He also claimed that improving people's standard of life supported economic chivalry, arguing that quality of education, higher wages, and shorter working hours are important. These are things that can only be achieved through collaboration between industry, government, and academia.
Returning to the recap by Higashihara, he described a number of things, including that advances such as those in data analytics facilitate the use of systems thinking to resolve problems; plans to manage risk and develop businesses by using backcasting to design the future; and that the need for business leaders to pursue social value is greater than ever. However, the comment that made the strongest impression was that harking back to the philosophies of our founders in the Meiji era will be essential to the pursuit of social value.
In fact, Professor Schwab has also made the point that expressing these philosophies in their corporate ethos is a good way of incorporating social value into technology.
Hitachi's corporate mission of “contributing to society through the development of superior, original technology and products” again springs to mind.
The Fourth Industrial Revolution has had a major impact and the pace of globalization has been very fast. While the tendency is to focus on what is happening right in front of us, I am reminded of the importance of looking at the system as a whole and of the significance of our founder's thinking as an unshakable architectural foundation.

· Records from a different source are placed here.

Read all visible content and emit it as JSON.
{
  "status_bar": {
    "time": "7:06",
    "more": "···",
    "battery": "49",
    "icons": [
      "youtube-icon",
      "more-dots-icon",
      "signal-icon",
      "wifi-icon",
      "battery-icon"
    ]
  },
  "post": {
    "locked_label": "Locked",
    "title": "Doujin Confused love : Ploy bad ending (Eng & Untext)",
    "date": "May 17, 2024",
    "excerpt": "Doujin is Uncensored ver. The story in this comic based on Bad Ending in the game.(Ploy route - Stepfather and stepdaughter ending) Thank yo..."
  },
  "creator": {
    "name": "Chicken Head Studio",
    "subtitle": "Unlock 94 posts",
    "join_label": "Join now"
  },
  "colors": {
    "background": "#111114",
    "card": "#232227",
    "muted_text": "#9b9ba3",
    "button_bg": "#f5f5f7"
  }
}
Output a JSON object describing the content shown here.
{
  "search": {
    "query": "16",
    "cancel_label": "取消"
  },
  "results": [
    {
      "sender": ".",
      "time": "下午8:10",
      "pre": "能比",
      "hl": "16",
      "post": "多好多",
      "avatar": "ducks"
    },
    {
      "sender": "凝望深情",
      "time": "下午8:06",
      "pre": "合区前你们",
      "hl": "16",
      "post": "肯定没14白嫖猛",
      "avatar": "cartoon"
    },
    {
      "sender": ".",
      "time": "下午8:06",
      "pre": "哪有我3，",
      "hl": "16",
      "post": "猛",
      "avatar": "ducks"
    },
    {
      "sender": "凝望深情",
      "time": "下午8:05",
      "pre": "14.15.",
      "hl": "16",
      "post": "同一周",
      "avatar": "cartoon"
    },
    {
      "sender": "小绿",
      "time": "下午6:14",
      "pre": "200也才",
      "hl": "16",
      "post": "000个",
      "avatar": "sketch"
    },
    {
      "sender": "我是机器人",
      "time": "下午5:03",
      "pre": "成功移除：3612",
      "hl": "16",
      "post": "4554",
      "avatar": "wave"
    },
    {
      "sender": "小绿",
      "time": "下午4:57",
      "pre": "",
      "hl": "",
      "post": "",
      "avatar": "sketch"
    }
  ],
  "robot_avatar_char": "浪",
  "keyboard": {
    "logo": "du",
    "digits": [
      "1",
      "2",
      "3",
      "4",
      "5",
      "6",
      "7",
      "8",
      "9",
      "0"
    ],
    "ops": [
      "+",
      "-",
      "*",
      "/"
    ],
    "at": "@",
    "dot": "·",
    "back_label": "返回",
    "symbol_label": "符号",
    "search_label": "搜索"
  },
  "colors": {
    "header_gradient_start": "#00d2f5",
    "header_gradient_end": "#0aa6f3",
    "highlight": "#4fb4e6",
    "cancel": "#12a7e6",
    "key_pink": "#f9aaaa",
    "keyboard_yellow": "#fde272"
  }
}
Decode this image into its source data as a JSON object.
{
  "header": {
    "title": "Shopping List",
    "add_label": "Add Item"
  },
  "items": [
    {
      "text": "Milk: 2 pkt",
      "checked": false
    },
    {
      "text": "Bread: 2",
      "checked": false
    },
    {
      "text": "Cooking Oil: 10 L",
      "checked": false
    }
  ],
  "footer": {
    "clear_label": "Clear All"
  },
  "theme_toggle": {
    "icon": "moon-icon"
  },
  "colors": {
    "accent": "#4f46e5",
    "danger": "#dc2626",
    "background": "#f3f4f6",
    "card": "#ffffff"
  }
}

I hope to have further opportunities to write about the thinking of our founders in the future.